Dataset content:
....

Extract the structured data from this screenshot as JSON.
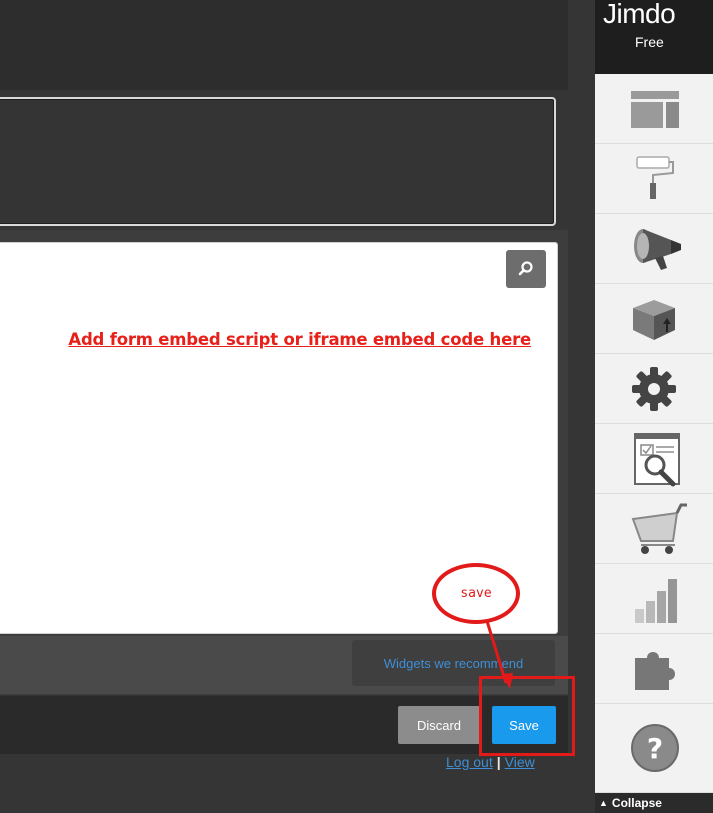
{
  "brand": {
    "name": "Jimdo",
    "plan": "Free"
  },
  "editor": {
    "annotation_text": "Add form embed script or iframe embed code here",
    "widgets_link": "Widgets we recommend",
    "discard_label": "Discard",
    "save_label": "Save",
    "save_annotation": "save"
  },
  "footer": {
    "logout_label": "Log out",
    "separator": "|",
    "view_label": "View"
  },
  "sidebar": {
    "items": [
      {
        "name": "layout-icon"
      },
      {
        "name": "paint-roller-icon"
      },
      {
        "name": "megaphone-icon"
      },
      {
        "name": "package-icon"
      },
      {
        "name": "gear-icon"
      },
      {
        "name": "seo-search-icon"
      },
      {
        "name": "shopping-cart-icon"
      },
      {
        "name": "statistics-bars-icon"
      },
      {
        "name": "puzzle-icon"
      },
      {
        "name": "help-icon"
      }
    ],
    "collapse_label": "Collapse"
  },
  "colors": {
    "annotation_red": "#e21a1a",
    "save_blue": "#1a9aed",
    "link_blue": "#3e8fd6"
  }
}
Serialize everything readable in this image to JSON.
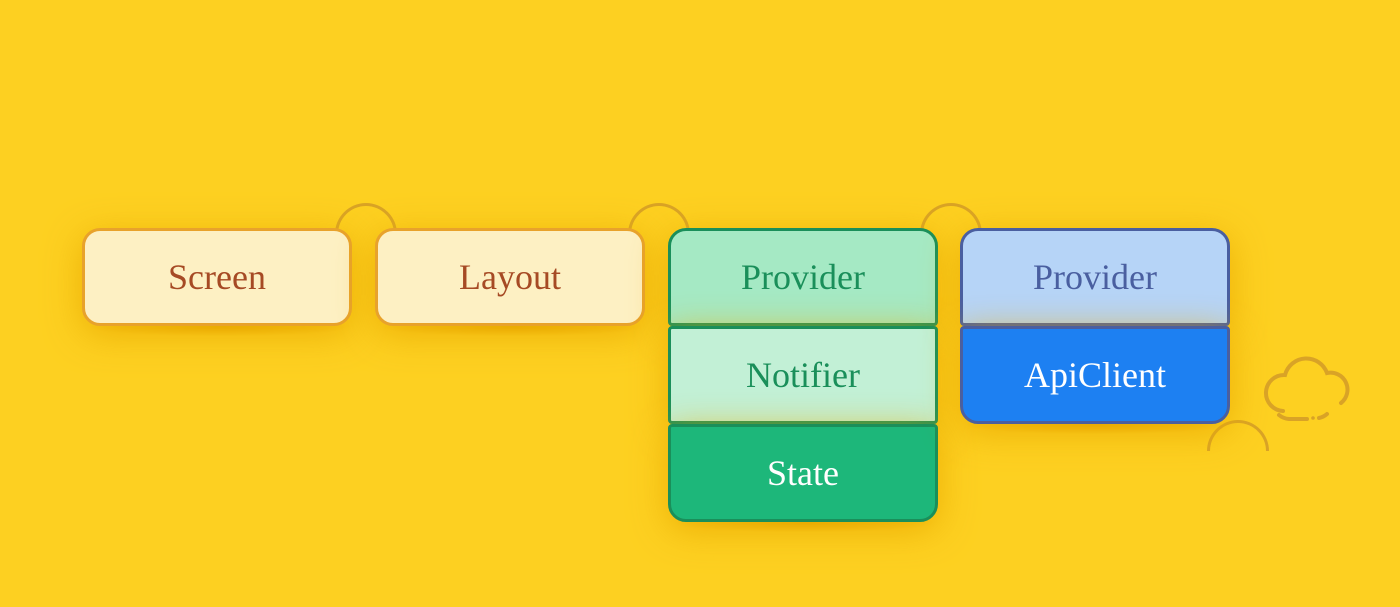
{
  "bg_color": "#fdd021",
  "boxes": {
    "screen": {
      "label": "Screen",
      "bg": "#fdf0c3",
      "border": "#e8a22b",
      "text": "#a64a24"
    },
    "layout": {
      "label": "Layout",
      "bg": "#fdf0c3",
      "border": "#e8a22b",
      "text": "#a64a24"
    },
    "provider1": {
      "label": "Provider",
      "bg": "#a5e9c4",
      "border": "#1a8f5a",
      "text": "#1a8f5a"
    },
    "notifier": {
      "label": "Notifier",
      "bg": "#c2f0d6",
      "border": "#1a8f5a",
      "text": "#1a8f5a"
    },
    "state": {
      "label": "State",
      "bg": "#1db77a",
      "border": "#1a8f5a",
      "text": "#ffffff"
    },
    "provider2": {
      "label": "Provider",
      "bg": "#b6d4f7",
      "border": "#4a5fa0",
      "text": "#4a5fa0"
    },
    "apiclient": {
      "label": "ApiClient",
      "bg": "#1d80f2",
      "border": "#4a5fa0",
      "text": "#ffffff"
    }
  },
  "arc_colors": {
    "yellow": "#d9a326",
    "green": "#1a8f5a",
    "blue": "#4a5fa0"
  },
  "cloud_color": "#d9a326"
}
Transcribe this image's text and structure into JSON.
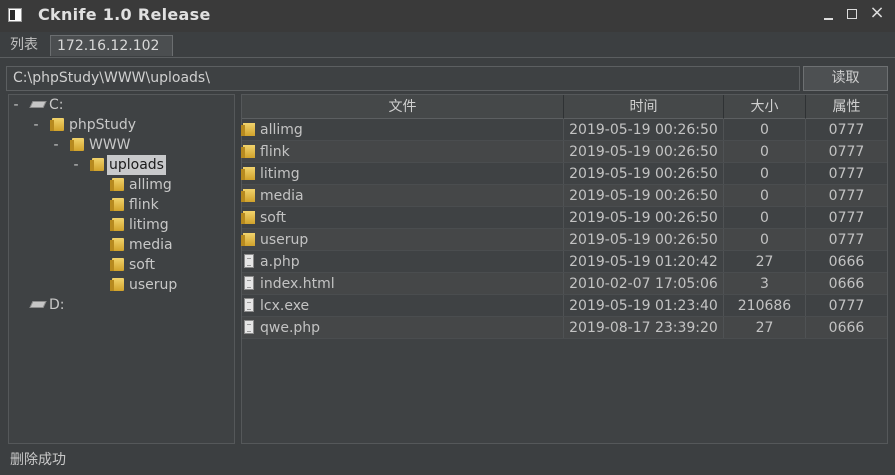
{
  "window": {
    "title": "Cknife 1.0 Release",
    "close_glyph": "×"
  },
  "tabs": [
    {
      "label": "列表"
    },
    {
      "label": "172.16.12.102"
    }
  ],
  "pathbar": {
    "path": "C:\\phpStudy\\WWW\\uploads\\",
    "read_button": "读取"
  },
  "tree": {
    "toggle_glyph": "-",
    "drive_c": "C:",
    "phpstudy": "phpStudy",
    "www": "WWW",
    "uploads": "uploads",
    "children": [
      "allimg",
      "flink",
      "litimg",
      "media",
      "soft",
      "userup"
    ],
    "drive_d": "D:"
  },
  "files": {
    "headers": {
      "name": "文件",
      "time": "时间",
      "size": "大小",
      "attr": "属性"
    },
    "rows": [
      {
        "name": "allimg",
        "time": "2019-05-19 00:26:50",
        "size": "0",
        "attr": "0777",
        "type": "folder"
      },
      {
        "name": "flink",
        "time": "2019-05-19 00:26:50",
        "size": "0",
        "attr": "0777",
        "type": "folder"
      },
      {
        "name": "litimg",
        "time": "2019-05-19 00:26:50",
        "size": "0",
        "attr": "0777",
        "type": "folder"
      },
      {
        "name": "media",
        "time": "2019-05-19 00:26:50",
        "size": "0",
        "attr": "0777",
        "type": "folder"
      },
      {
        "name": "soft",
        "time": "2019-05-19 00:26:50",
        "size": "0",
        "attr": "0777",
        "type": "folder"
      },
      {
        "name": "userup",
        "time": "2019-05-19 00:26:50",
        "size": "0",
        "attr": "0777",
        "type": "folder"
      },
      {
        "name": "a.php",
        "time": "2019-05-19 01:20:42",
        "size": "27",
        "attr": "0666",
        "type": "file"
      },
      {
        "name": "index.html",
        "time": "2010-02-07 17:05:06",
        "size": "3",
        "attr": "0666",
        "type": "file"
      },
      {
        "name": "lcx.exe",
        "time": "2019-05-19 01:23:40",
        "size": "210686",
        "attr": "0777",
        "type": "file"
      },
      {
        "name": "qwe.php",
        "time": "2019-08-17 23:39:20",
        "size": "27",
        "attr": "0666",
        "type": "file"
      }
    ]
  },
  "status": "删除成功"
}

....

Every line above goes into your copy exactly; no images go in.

Response area:
Extract the structured data from this screenshot as JSON.
{
  "brand": {
    "name": "Jimdo",
    "plan": "Free"
  },
  "editor": {
    "annotation_text": "Add form embed script or iframe embed code here",
    "widgets_link": "Widgets we recommend",
    "discard_label": "Discard",
    "save_label": "Save",
    "save_annotation": "save"
  },
  "footer": {
    "logout_label": "Log out",
    "separator": "|",
    "view_label": "View"
  },
  "sidebar": {
    "items": [
      {
        "name": "layout-icon"
      },
      {
        "name": "paint-roller-icon"
      },
      {
        "name": "megaphone-icon"
      },
      {
        "name": "package-icon"
      },
      {
        "name": "gear-icon"
      },
      {
        "name": "seo-search-icon"
      },
      {
        "name": "shopping-cart-icon"
      },
      {
        "name": "statistics-bars-icon"
      },
      {
        "name": "puzzle-icon"
      },
      {
        "name": "help-icon"
      }
    ],
    "collapse_label": "Collapse"
  },
  "colors": {
    "annotation_red": "#e21a1a",
    "save_blue": "#1a9aed",
    "link_blue": "#3e8fd6"
  }
}
Serialize everything readable in this image to JSON.
{
  "bg_color": "#fdd021",
  "boxes": {
    "screen": {
      "label": "Screen",
      "bg": "#fdf0c3",
      "border": "#e8a22b",
      "text": "#a64a24"
    },
    "layout": {
      "label": "Layout",
      "bg": "#fdf0c3",
      "border": "#e8a22b",
      "text": "#a64a24"
    },
    "provider1": {
      "label": "Provider",
      "bg": "#a5e9c4",
      "border": "#1a8f5a",
      "text": "#1a8f5a"
    },
    "notifier": {
      "label": "Notifier",
      "bg": "#c2f0d6",
      "border": "#1a8f5a",
      "text": "#1a8f5a"
    },
    "state": {
      "label": "State",
      "bg": "#1db77a",
      "border": "#1a8f5a",
      "text": "#ffffff"
    },
    "provider2": {
      "label": "Provider",
      "bg": "#b6d4f7",
      "border": "#4a5fa0",
      "text": "#4a5fa0"
    },
    "apiclient": {
      "label": "ApiClient",
      "bg": "#1d80f2",
      "border": "#4a5fa0",
      "text": "#ffffff"
    }
  },
  "arc_colors": {
    "yellow": "#d9a326",
    "green": "#1a8f5a",
    "blue": "#4a5fa0"
  },
  "cloud_color": "#d9a326"
}
Transcribe this image's text and structure into JSON.
{
  "window": {
    "title": "Cknife 1.0 Release",
    "close_glyph": "×"
  },
  "tabs": [
    {
      "label": "列表"
    },
    {
      "label": "172.16.12.102"
    }
  ],
  "pathbar": {
    "path": "C:\\phpStudy\\WWW\\uploads\\",
    "read_button": "读取"
  },
  "tree": {
    "toggle_glyph": "-",
    "drive_c": "C:",
    "phpstudy": "phpStudy",
    "www": "WWW",
    "uploads": "uploads",
    "children": [
      "allimg",
      "flink",
      "litimg",
      "media",
      "soft",
      "userup"
    ],
    "drive_d": "D:"
  },
  "files": {
    "headers": {
      "name": "文件",
      "time": "时间",
      "size": "大小",
      "attr": "属性"
    },
    "rows": [
      {
        "name": "allimg",
        "time": "2019-05-19 00:26:50",
        "size": "0",
        "attr": "0777",
        "type": "folder"
      },
      {
        "name": "flink",
        "time": "2019-05-19 00:26:50",
        "size": "0",
        "attr": "0777",
        "type": "folder"
      },
      {
        "name": "litimg",
        "time": "2019-05-19 00:26:50",
        "size": "0",
        "attr": "0777",
        "type": "folder"
      },
      {
        "name": "media",
        "time": "2019-05-19 00:26:50",
        "size": "0",
        "attr": "0777",
        "type": "folder"
      },
      {
        "name": "soft",
        "time": "2019-05-19 00:26:50",
        "size": "0",
        "attr": "0777",
        "type": "folder"
      },
      {
        "name": "userup",
        "time": "2019-05-19 00:26:50",
        "size": "0",
        "attr": "0777",
        "type": "folder"
      },
      {
        "name": "a.php",
        "time": "2019-05-19 01:20:42",
        "size": "27",
        "attr": "0666",
        "type": "file"
      },
      {
        "name": "index.html",
        "time": "2010-02-07 17:05:06",
        "size": "3",
        "attr": "0666",
        "type": "file"
      },
      {
        "name": "lcx.exe",
        "time": "2019-05-19 01:23:40",
        "size": "210686",
        "attr": "0777",
        "type": "file"
      },
      {
        "name": "qwe.php",
        "time": "2019-08-17 23:39:20",
        "size": "27",
        "attr": "0666",
        "type": "file"
      }
    ]
  },
  "status": "删除成功"
}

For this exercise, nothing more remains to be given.